- [Your assignment] Would you please print the data a second time, exactly as it stands?
--- Extracted entries Enclosed Below ---
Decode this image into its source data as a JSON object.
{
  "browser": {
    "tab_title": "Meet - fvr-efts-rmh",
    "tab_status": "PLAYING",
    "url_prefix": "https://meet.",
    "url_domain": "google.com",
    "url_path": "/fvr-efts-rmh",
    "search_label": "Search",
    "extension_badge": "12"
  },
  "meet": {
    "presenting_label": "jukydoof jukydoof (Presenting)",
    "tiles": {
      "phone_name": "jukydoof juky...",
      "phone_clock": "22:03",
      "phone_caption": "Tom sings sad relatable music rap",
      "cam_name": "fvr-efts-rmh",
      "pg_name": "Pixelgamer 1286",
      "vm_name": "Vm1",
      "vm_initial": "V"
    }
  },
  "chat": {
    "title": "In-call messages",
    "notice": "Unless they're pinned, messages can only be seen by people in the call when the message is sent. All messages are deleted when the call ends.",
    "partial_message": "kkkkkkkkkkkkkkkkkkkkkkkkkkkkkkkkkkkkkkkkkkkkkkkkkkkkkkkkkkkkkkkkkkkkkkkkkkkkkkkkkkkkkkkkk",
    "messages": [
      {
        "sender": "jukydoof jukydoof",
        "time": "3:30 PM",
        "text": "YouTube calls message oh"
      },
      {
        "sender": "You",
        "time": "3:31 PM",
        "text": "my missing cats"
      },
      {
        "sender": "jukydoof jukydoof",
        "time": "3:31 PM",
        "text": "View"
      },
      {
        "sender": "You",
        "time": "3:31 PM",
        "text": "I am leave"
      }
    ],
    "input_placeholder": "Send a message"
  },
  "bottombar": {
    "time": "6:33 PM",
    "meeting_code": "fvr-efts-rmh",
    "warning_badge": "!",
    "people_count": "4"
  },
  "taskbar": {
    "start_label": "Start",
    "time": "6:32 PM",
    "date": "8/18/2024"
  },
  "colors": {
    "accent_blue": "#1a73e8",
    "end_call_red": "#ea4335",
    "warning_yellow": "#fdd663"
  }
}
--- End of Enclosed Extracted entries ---
- [Written answer]
Decode this image into its source data as a JSON object.
{
  "browser": {
    "tab_title": "Meet - fvr-efts-rmh",
    "tab_status": "PLAYING",
    "url_prefix": "https://meet.",
    "url_domain": "google.com",
    "url_path": "/fvr-efts-rmh",
    "search_label": "Search",
    "extension_badge": "12"
  },
  "meet": {
    "presenting_label": "jukydoof jukydoof (Presenting)",
    "tiles": {
      "phone_name": "jukydoof juky...",
      "phone_clock": "22:03",
      "phone_caption": "Tom sings sad relatable music rap",
      "cam_name": "fvr-efts-rmh",
      "pg_name": "Pixelgamer 1286",
      "vm_name": "Vm1",
      "vm_initial": "V"
    }
  },
  "chat": {
    "title": "In-call messages",
    "notice": "Unless they're pinned, messages can only be seen by people in the call when the message is sent. All messages are deleted when the call ends.",
    "partial_message": "kkkkkkkkkkkkkkkkkkkkkkkkkkkkkkkkkkkkkkkkkkkkkkkkkkkkkkkkkkkkkkkkkkkkkkkkkkkkkkkkkkkkkkkkk",
    "messages": [
      {
        "sender": "jukydoof jukydoof",
        "time": "3:30 PM",
        "text": "YouTube calls message oh"
      },
      {
        "sender": "You",
        "time": "3:31 PM",
        "text": "my missing cats"
      },
      {
        "sender": "jukydoof jukydoof",
        "time": "3:31 PM",
        "text": "View"
      },
      {
        "sender": "You",
        "time": "3:31 PM",
        "text": "I am leave"
      }
    ],
    "input_placeholder": "Send a message"
  },
  "bottombar": {
    "time": "6:33 PM",
    "meeting_code": "fvr-efts-rmh",
    "warning_badge": "!",
    "people_count": "4"
  },
  "taskbar": {
    "start_label": "Start",
    "time": "6:32 PM",
    "date": "8/18/2024"
  },
  "colors": {
    "accent_blue": "#1a73e8",
    "end_call_red": "#ea4335",
    "warning_yellow": "#fdd663"
  }
}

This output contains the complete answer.